page 246 It needs the CTX phage to switch over Mekalanos et al., pp. 241–48.
page 253 but detection is hardly a fail-safe option I described some of the latest advances in radiation detection—and speculated on how they might be employed to defend large metropolitan areas from nuclear terrorism—in the essay “Stopping Loose Nukes,” published in Wired, November 2002.

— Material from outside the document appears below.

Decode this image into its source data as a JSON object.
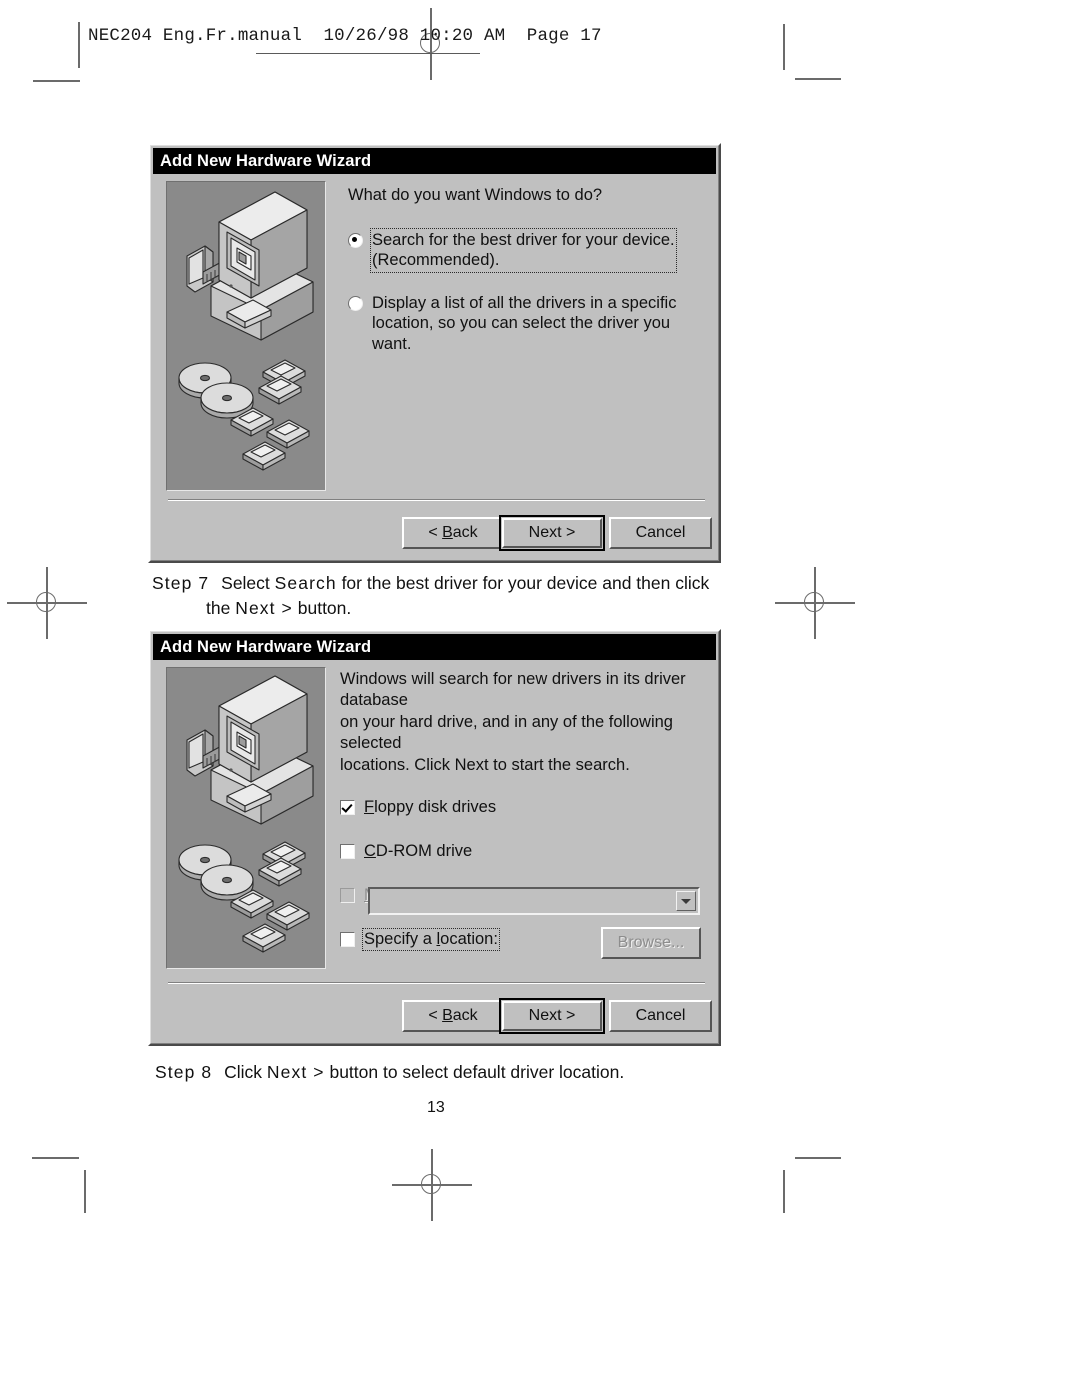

page 254 But if the trends of asymmetric warfare continue The one thing we can do now to prevent such a dark future is to radically reduce, if not eliminate, the current stockpiles of nuclear weapons in the world. The United States alone has around 10,000 weapons in its active arsenal. This is madness in an age of asymmetric warfare, where mutually assured destruction is meaningless. (It was madness in the cold war too, but for different reasons.) If all the nuclear powers agreed to limit their stockpiles to no more than ten weapons per country—thereby reducing the total number of weapons in the world from 20,000 to less than a hundred—we would reduce by more than an order of magnitude the risk that a weapon would fall into the wrong hands. We would still retain the ability to kill 100 million people and do untold environmental damage with those ten nukes, but at least we would be making significant progress against the growing menace of proliferation. It would be an epic undertaking, yet history shows we are capable of projects on this scale, if we apply ourselves. We eliminated smallpox from the wild, after all. If we can rid the world of a microscopic virus, we can eliminate weapons the size of tractor-trailers. We hear a lot of war-on-terror rhetoric cajoling us to be realistic about the threats that face us, to confront those threats without pity or foolish idealism. That’s why we have elective wars and unauthorized wiretapping: because we’re realists now, or so we’re told. But wherever each of us stands on the wars and the wiretaps, we need to agree that maintaining a stockpile of 10,000 nuclear weapons is the very opposite of realism. It is, in fact, an idealism of the most starry-eyed sort: the ideal that says we’re better off spending billions of dollars maintaining devices that would, were they all detonated, potentially end life as we know it on planet Earth. We are, as a species, sleeping with a gun under our pillow. It may make us feel safe to know that we have all that firepower so close at hand, but someday it’s going to go off.
page 255 Angola is suffering through the worst outbreak “Angola is suffering its worst outbreak of cholera in more than a decade, recording 554 deaths and 12,052 cases in just over two months, according to Doctors Without Borders. The disease has spread unusually fast, even for Africa, where cholera epidemics are common and often hard to control, said Stephan Goetghebuer, an operational coordinator for the organization. It has set up eight clinics in Angola to treat the sick and plans to open more.” “Angola Is Hit by Outbreak of Cholera,” New York Times, April 20, 2006.